Leafcutter Bee, and a tiny parasitic wasp

Leafcutter Bee, its underside holding collected pollen

Leafcutter Bee gathering pollen and nectar on its underside.

Leafcutter Bee carrying a piece of cut leaf to its nest.

leaves in your garden or park) and carry them, one at a time, under their bodies, (see photo) to line the hole, before laying an egg in each lined tube and stocking each with quantities of pollen and nectar. Finally, they cut a different shaped pice of leaf and seal each cell with it, using saliva as a glue. Conditions: Blue skies and hot sun. Temperature: Max 20- Min 9C..

19th June 2018

Grass Snake– this very healthy looking adult Grass Snake, our largest native snake species and the only one to lay eggs, was doing what they tend to do in June- hunting newts in ponds, while newts are active at this time of year. Later they will hunt more in the damp grasslands they favour, searching for Frogs, Toads, mice etc. I was lucky to watch this one in Sussex this week, hunting Great Crested Newts- stealthily swimming through the pondweed, checking for scents with its forked tongue. Conditions: Sunny intervals. Temperature: Max 21 Min 15C.

Grass Snake

Grass Snake hunting

Grass Snake

Adult Grass Snake

17th June 2018

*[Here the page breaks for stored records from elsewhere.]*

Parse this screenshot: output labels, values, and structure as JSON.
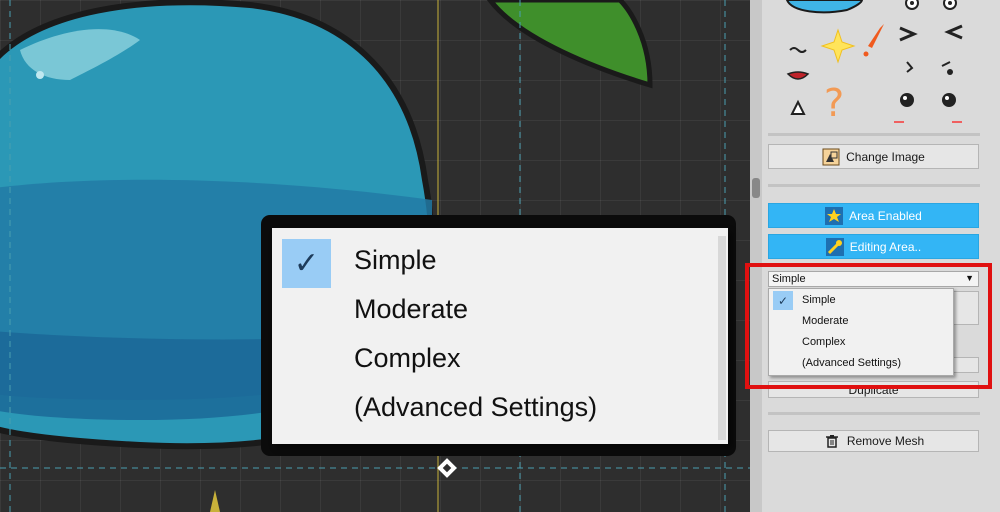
{
  "panel": {
    "change_image_label": "Change Image",
    "area_enabled_label": "Area Enabled",
    "editing_area_label": "Editing Area..",
    "duplicate_label": "Duplicate",
    "remove_mesh_label": "Remove Mesh"
  },
  "dropdown": {
    "selected": "Simple",
    "options": [
      "Simple",
      "Moderate",
      "Complex",
      "(Advanced Settings)"
    ]
  },
  "colors": {
    "accent_blue": "#33b5f5",
    "highlight_red": "#e01010",
    "check_bg": "#99ccf5"
  }
}
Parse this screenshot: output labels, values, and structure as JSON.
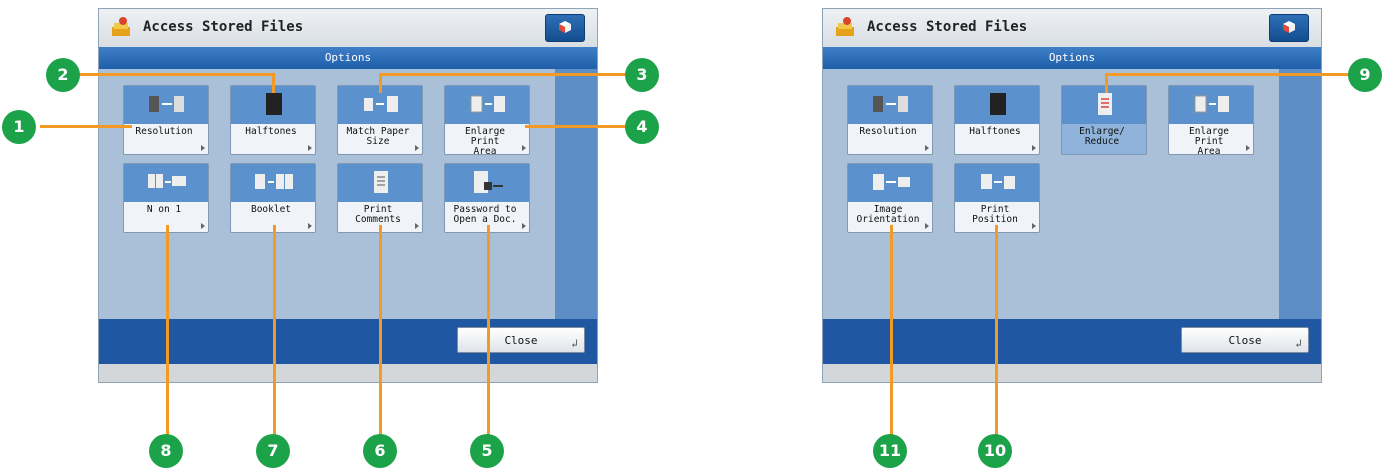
{
  "screens": [
    {
      "title": "Access Stored Files",
      "bar": "Options",
      "close_label": "Close",
      "tiles": [
        {
          "label": "Resolution"
        },
        {
          "label": "Halftones"
        },
        {
          "label": "Match Paper\nSize"
        },
        {
          "label": "Enlarge Print\nArea"
        },
        {
          "label": "N on 1"
        },
        {
          "label": "Booklet"
        },
        {
          "label": "Print\nComments"
        },
        {
          "label": "Password to\nOpen a Doc."
        }
      ]
    },
    {
      "title": "Access Stored Files",
      "bar": "Options",
      "close_label": "Close",
      "tiles": [
        {
          "label": "Resolution"
        },
        {
          "label": "Halftones"
        },
        {
          "label": "Enlarge/\nReduce"
        },
        {
          "label": "Enlarge Print\nArea"
        },
        {
          "label": "Image\nOrientation"
        },
        {
          "label": "Print Position"
        }
      ]
    }
  ],
  "callouts": [
    "1",
    "2",
    "3",
    "4",
    "5",
    "6",
    "7",
    "8",
    "9",
    "10",
    "11"
  ],
  "colors": {
    "callout": "#1ca34a",
    "leader": "#f39a26",
    "accent": "#1f57a3"
  }
}
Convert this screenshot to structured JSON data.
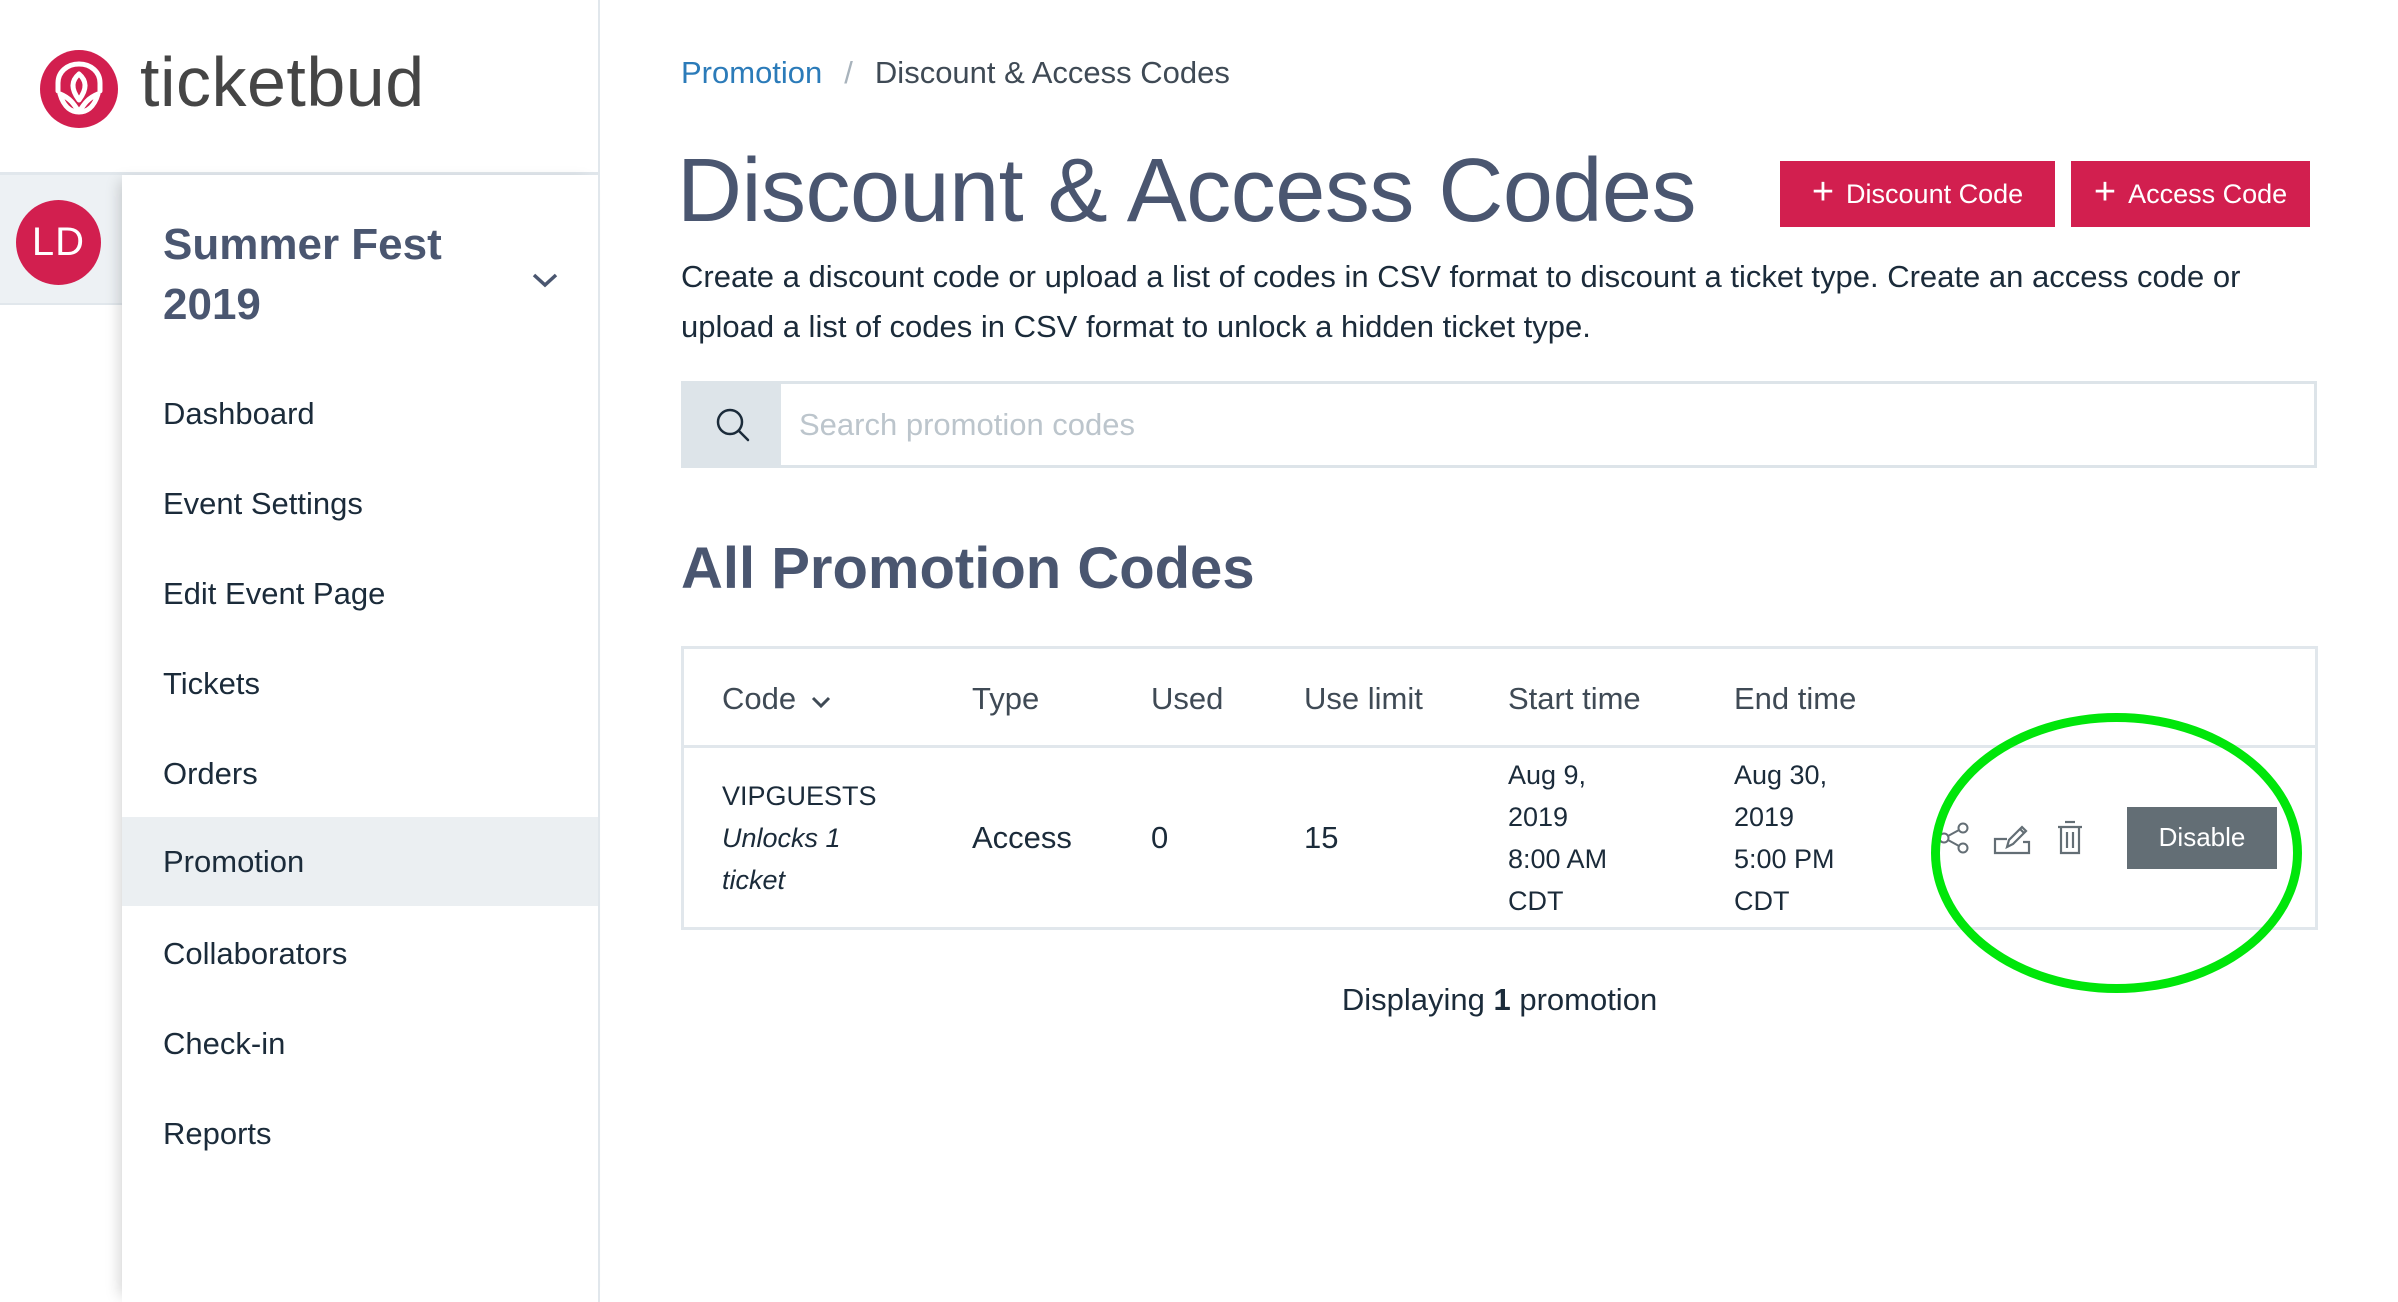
{
  "app": {
    "brand_name": "ticketbud",
    "brand_color": "#d21f4f",
    "highlight_color": "#00e60a"
  },
  "user": {
    "initials": "LD"
  },
  "sidebar": {
    "event_title": "Summer Fest 2019",
    "event_chevron_icon": "chevron-down-icon",
    "items": [
      {
        "label": "Dashboard",
        "active": false
      },
      {
        "label": "Event Settings",
        "active": false
      },
      {
        "label": "Edit Event Page",
        "active": false
      },
      {
        "label": "Tickets",
        "active": false
      },
      {
        "label": "Orders",
        "active": false
      },
      {
        "label": "Promotion",
        "active": true
      },
      {
        "label": "Collaborators",
        "active": false
      },
      {
        "label": "Check-in",
        "active": false
      },
      {
        "label": "Reports",
        "active": false
      }
    ]
  },
  "breadcrumb": {
    "parent": "Promotion",
    "separator": "/",
    "current": "Discount & Access Codes"
  },
  "header": {
    "title": "Discount & Access Codes",
    "discount_button": {
      "icon": "plus",
      "label": "Discount Code"
    },
    "access_button": {
      "icon": "plus",
      "label": "Access Code"
    },
    "description": "Create a discount code or upload a list of codes in CSV format to discount a ticket type. Create an access code or upload a list of codes in CSV format to unlock a hidden ticket type."
  },
  "search": {
    "icon": "search-icon",
    "placeholder": "Search promotion codes",
    "value": ""
  },
  "section": {
    "title": "All Promotion Codes"
  },
  "table": {
    "columns": [
      {
        "key": "code",
        "label": "Code",
        "sortable": true
      },
      {
        "key": "type",
        "label": "Type"
      },
      {
        "key": "used",
        "label": "Used"
      },
      {
        "key": "use_limit",
        "label": "Use limit"
      },
      {
        "key": "start_time",
        "label": "Start time"
      },
      {
        "key": "end_time",
        "label": "End time"
      }
    ],
    "rows": [
      {
        "code": "VIPGUESTS",
        "description": "Unlocks 1 ticket",
        "type": "Access",
        "used": "0",
        "use_limit": "15",
        "start_time": {
          "date": "Aug 9,",
          "year": "2019",
          "time": "8:00 AM",
          "tz": "CDT"
        },
        "end_time": {
          "date": "Aug 30,",
          "year": "2019",
          "time": "5:00 PM",
          "tz": "CDT"
        },
        "actions": {
          "share_icon": "share-icon",
          "edit_icon": "edit-icon",
          "delete_icon": "trash-icon",
          "disable_label": "Disable"
        }
      }
    ]
  },
  "footer": {
    "prefix": "Displaying",
    "count": "1",
    "suffix": "promotion"
  }
}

The Yellow Water-lily is one of our native species, but less common than the white. The Yellow has considerably larger leaves, and the flower stands well out of the water, while its flask-shaped seed-pod, which gives it its common name ‘Brandy Flask’ or in past times ‘Can Dock’ (‘can’ in those days meaning a pottery vessel to hold liquids), contains air-bladders, allowing it to float off to colonise new waterways, before the air-pockets collapse and the seeds sink to germinate in the mud- bottome. In medieval France doctors warned patients that it was ‘the destroyer of pleasure and the poison of love’! Conditions: windy and cloudy, following showers. Temperature: Max 16 Min 14c.

Yellow Waterlily

Yellow Waterlily

Yellow Waterlily

15th June 2018

Jays, like Robins and some other birds, often cock their heads so they are looking with one eye- monocular vision– in order to better locate their food as they feed. They also practice forward planning, rare among birds, by collecting surplus food and caching it. Coal Tits do this too. Pre 1998, Jays, normally shy birds, rarely came into small gardens to feed but they now do so with increasing regularity- as this one shows, a few feet from our window. Their Latin  name describes aspects of their behaviour- Garrulus (noisy, chatty) Glandarius (related to their favoured food of acorns) . It is thought the reduction of acorns in the wild is part of the reason they eat more from garden feeders now. Conditions: sunny and calm. Temperature: Max 20 Min 11 C